──────── Raw data ────────

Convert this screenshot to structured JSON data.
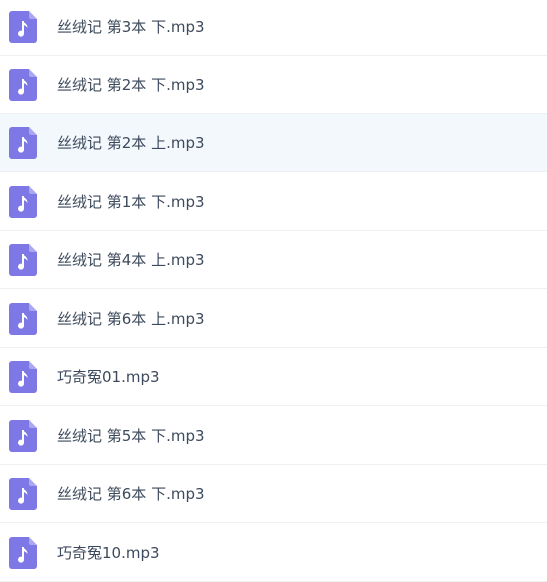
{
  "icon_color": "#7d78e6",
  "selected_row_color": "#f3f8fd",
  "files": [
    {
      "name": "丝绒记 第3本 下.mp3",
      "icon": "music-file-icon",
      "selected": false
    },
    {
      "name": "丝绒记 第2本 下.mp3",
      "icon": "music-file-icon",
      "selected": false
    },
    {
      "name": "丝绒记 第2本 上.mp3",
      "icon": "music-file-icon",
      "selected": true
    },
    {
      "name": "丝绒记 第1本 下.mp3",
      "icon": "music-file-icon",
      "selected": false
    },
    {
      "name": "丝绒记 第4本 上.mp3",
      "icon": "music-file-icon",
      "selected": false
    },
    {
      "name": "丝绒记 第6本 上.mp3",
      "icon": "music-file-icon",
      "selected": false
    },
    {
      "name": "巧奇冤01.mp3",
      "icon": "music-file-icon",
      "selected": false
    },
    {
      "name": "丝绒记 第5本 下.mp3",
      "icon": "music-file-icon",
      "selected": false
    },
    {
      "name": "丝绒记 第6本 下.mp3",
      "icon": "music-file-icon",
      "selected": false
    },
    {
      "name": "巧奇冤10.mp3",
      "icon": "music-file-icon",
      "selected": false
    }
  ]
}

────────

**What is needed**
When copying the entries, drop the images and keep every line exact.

**Exercise output**
Convert this screenshot to structured JSON data.
{
  "icon_color": "#7d78e6",
  "selected_row_color": "#f3f8fd",
  "files": [
    {
      "name": "丝绒记 第3本 下.mp3",
      "icon": "music-file-icon",
      "selected": false
    },
    {
      "name": "丝绒记 第2本 下.mp3",
      "icon": "music-file-icon",
      "selected": false
    },
    {
      "name": "丝绒记 第2本 上.mp3",
      "icon": "music-file-icon",
      "selected": true
    },
    {
      "name": "丝绒记 第1本 下.mp3",
      "icon": "music-file-icon",
      "selected": false
    },
    {
      "name": "丝绒记 第4本 上.mp3",
      "icon": "music-file-icon",
      "selected": false
    },
    {
      "name": "丝绒记 第6本 上.mp3",
      "icon": "music-file-icon",
      "selected": false
    },
    {
      "name": "巧奇冤01.mp3",
      "icon": "music-file-icon",
      "selected": false
    },
    {
      "name": "丝绒记 第5本 下.mp3",
      "icon": "music-file-icon",
      "selected": false
    },
    {
      "name": "丝绒记 第6本 下.mp3",
      "icon": "music-file-icon",
      "selected": false
    },
    {
      "name": "巧奇冤10.mp3",
      "icon": "music-file-icon",
      "selected": false
    }
  ]
}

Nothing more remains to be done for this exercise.